__Given data__:

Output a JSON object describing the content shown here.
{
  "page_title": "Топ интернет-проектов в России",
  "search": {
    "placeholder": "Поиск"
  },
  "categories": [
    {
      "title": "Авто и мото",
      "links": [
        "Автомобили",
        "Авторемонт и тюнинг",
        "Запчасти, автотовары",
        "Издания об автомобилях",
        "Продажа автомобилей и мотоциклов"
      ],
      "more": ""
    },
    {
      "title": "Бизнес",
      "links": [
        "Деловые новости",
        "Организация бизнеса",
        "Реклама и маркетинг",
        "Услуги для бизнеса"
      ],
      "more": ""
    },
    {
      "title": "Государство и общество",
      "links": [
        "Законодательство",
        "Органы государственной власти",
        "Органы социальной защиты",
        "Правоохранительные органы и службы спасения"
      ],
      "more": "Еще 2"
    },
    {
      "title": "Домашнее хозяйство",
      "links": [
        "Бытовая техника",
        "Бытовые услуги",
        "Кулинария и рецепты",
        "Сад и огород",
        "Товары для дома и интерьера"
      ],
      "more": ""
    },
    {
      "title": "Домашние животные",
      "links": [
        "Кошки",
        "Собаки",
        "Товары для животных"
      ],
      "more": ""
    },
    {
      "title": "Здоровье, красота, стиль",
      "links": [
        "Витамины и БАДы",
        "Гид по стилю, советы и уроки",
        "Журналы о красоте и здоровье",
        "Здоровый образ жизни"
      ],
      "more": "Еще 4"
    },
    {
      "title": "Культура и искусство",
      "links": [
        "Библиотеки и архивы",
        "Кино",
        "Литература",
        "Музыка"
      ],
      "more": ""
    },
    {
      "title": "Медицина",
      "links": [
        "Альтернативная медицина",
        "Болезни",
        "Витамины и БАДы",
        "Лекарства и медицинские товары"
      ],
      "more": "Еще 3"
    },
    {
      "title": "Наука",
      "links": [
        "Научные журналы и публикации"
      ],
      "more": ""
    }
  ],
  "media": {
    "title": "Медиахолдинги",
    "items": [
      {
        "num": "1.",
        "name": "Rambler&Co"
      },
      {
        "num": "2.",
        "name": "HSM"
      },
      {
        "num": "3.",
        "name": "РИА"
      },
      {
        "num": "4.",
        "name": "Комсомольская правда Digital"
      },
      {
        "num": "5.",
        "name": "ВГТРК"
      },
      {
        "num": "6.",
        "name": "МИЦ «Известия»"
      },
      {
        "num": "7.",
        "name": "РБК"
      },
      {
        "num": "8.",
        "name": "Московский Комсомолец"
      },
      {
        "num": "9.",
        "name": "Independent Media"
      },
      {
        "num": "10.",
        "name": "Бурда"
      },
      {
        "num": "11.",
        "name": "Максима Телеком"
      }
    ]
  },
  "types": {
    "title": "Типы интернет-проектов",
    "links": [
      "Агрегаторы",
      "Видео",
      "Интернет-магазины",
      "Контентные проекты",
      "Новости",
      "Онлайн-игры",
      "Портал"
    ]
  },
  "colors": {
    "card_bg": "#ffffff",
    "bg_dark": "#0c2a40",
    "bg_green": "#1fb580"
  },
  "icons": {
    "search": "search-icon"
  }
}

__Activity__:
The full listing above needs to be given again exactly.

__Response to the exercise__:
Output a JSON object describing the content shown here.
{
  "page_title": "Топ интернет-проектов в России",
  "search": {
    "placeholder": "Поиск"
  },
  "categories": [
    {
      "title": "Авто и мото",
      "links": [
        "Автомобили",
        "Авторемонт и тюнинг",
        "Запчасти, автотовары",
        "Издания об автомобилях",
        "Продажа автомобилей и мотоциклов"
      ],
      "more": ""
    },
    {
      "title": "Бизнес",
      "links": [
        "Деловые новости",
        "Организация бизнеса",
        "Реклама и маркетинг",
        "Услуги для бизнеса"
      ],
      "more": ""
    },
    {
      "title": "Государство и общество",
      "links": [
        "Законодательство",
        "Органы государственной власти",
        "Органы социальной защиты",
        "Правоохранительные органы и службы спасения"
      ],
      "more": "Еще 2"
    },
    {
      "title": "Домашнее хозяйство",
      "links": [
        "Бытовая техника",
        "Бытовые услуги",
        "Кулинария и рецепты",
        "Сад и огород",
        "Товары для дома и интерьера"
      ],
      "more": ""
    },
    {
      "title": "Домашние животные",
      "links": [
        "Кошки",
        "Собаки",
        "Товары для животных"
      ],
      "more": ""
    },
    {
      "title": "Здоровье, красота, стиль",
      "links": [
        "Витамины и БАДы",
        "Гид по стилю, советы и уроки",
        "Журналы о красоте и здоровье",
        "Здоровый образ жизни"
      ],
      "more": "Еще 4"
    },
    {
      "title": "Культура и искусство",
      "links": [
        "Библиотеки и архивы",
        "Кино",
        "Литература",
        "Музыка"
      ],
      "more": ""
    },
    {
      "title": "Медицина",
      "links": [
        "Альтернативная медицина",
        "Болезни",
        "Витамины и БАДы",
        "Лекарства и медицинские товары"
      ],
      "more": "Еще 3"
    },
    {
      "title": "Наука",
      "links": [
        "Научные журналы и публикации"
      ],
      "more": ""
    }
  ],
  "media": {
    "title": "Медиахолдинги",
    "items": [
      {
        "num": "1.",
        "name": "Rambler&Co"
      },
      {
        "num": "2.",
        "name": "HSM"
      },
      {
        "num": "3.",
        "name": "РИА"
      },
      {
        "num": "4.",
        "name": "Комсомольская правда Digital"
      },
      {
        "num": "5.",
        "name": "ВГТРК"
      },
      {
        "num": "6.",
        "name": "МИЦ «Известия»"
      },
      {
        "num": "7.",
        "name": "РБК"
      },
      {
        "num": "8.",
        "name": "Московский Комсомолец"
      },
      {
        "num": "9.",
        "name": "Independent Media"
      },
      {
        "num": "10.",
        "name": "Бурда"
      },
      {
        "num": "11.",
        "name": "Максима Телеком"
      }
    ]
  },
  "types": {
    "title": "Типы интернет-проектов",
    "links": [
      "Агрегаторы",
      "Видео",
      "Интернет-магазины",
      "Контентные проекты",
      "Новости",
      "Онлайн-игры",
      "Портал"
    ]
  },
  "colors": {
    "card_bg": "#ffffff",
    "bg_dark": "#0c2a40",
    "bg_green": "#1fb580"
  },
  "icons": {
    "search": "search-icon"
  }
}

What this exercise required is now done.